There are two broad elements of this plan:
- Redirection: We started redirecting insecure HTTP requests to http://api.tropo.com to our secure HTTPS endpoints https://api.tropo.com. This redirection itself, while slightly improving the situation, is not a long-term solution, as keys are sent in the initial request.
- Disallow HTTP altogether: As of January 8, 2018, we will stop the redirection. After that Tropo will no longer honor requests to http://api.tropo.com, and these requests will return a 501 (Not Implemented) status code. All API requests have to be made to https://api.tropo.com
What you need to do:
If any of your applications or processes are making requests to http://api.tropo.com to initiate outbound calls, text messages, or to inject signals into your tropo application, you must make sure that you update your system to use https://api.tropo.com instead. Developers who take advantage of Tropo’s REST API endpoints for application setup and configuration must also ensure that they are using the HTTPS version of the api.tropo.com as well.

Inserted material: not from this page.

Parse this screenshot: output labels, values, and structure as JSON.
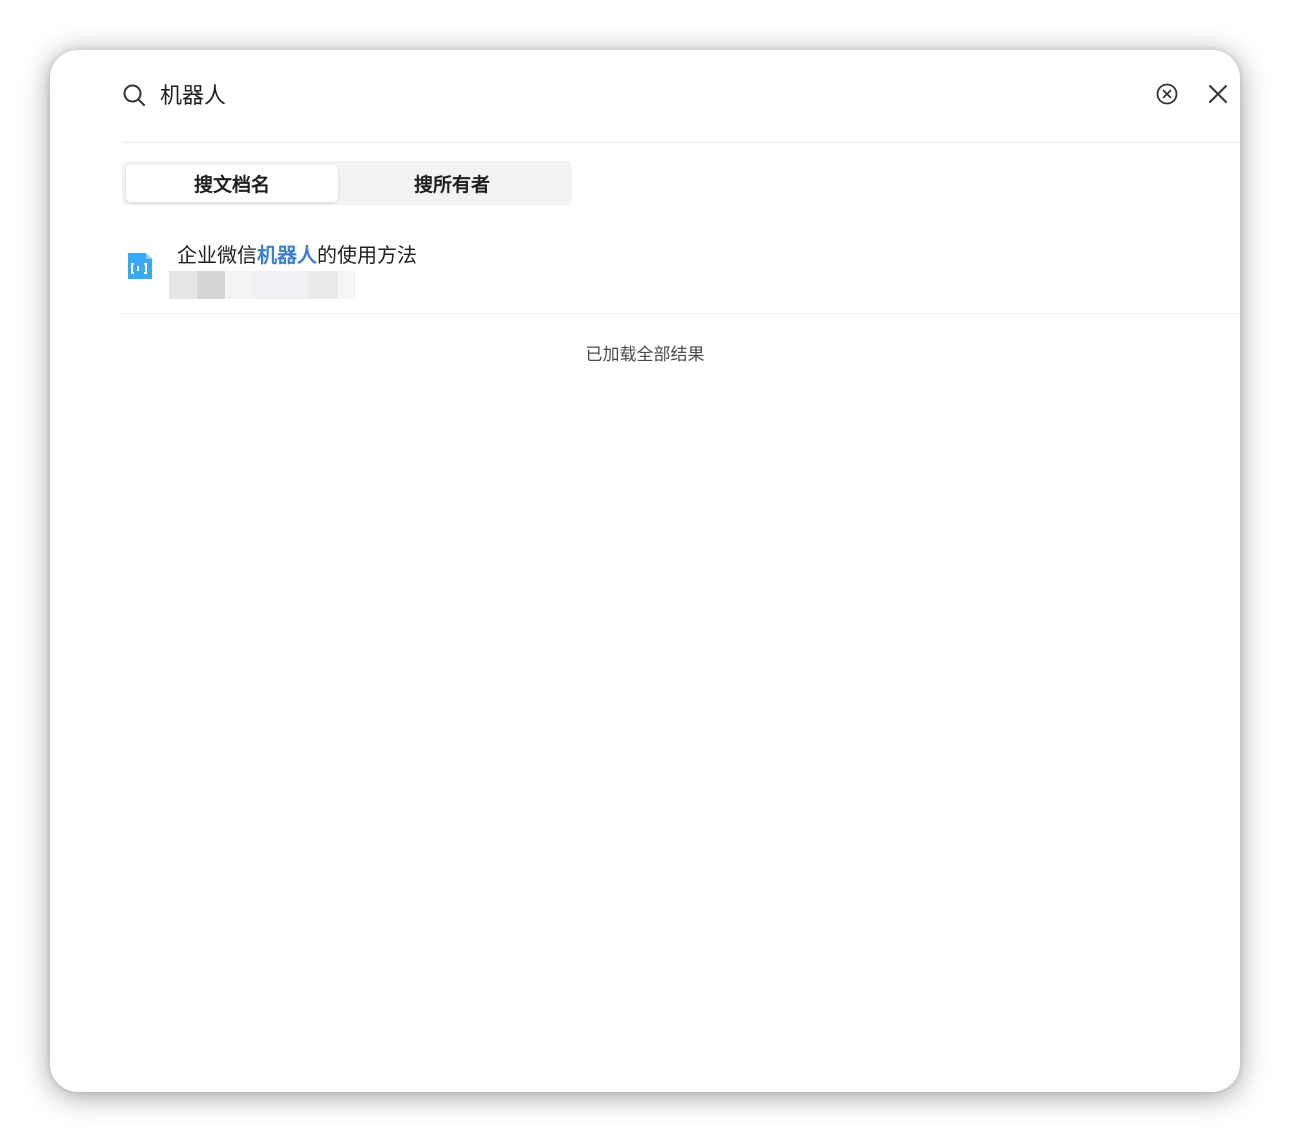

Tropo scripting and web API applications should not need to change.
Thanks to the many developers who have worked with us during the first phase of this project, and your ongoing willingness to protect your Tropo applications.
Veteran Lawerence Spinetta saw a problem. The US military offers service members and veterans no or low-cost travel on military flights if space is available. If there’s an empty seat, a veteran can reserve a spot on a Space-A (military speak for Space Available) and hop on board. But there’s no central booking agency to reserve these flights. You can’t just head to Orbitz and order yourself up a swing seat in the cargo hold of a C-130 bound for Honolulu. The only way to find out what flights are available is to call your local military base and listen to a recorded message that tells you what flights are available. To make things more complicated, the base only lists its own flights. To check multiple nearby bases, you have to call them all individually.
Often, calling a base results in a busy signal, as the recorded messages only have a single line. Repeat calls can be necessary to get through.
For older veterans that are hard of hearing, finding a Space-A flight was often a frustrating experience, and Lawrence was here to help. Despite not having much development experience, Mr. Spinetta started looking for a way to simplify the process of finding a Space-A flight. He wanted to automate the process of collecting the available flights, and says that “no other service compared to Tropo’s ease of use, features, and price.”
The result is SpaceAFlights.Net, a service that calls each of the flight bases each day, records and transcribes the available flight messages, and posts the flight schedules online. A veteran still needs to contact the base to schedule their flight, but SpaceAFlights.net makes the process of finding an open spot much easier. You can even use a mobile app or subscribe to daily email alerts for your favorite base’s flights as they open up.
As a beginning programmer, Mr. Spinetta appreciated Tropo’s round-the-clock developer support, saying that our support staff was “very responsive [and] answered technical questions in simple, easily understandable terms.”
For his service to the community, Tropo has donated a significant number of call credits to SpaceAFlights.net so that this service can continue to be available to active military, veterans, and their families. Tropo is proud to sponsor SpaceAFlights.Net and looks forward to seeing how it grows in the future.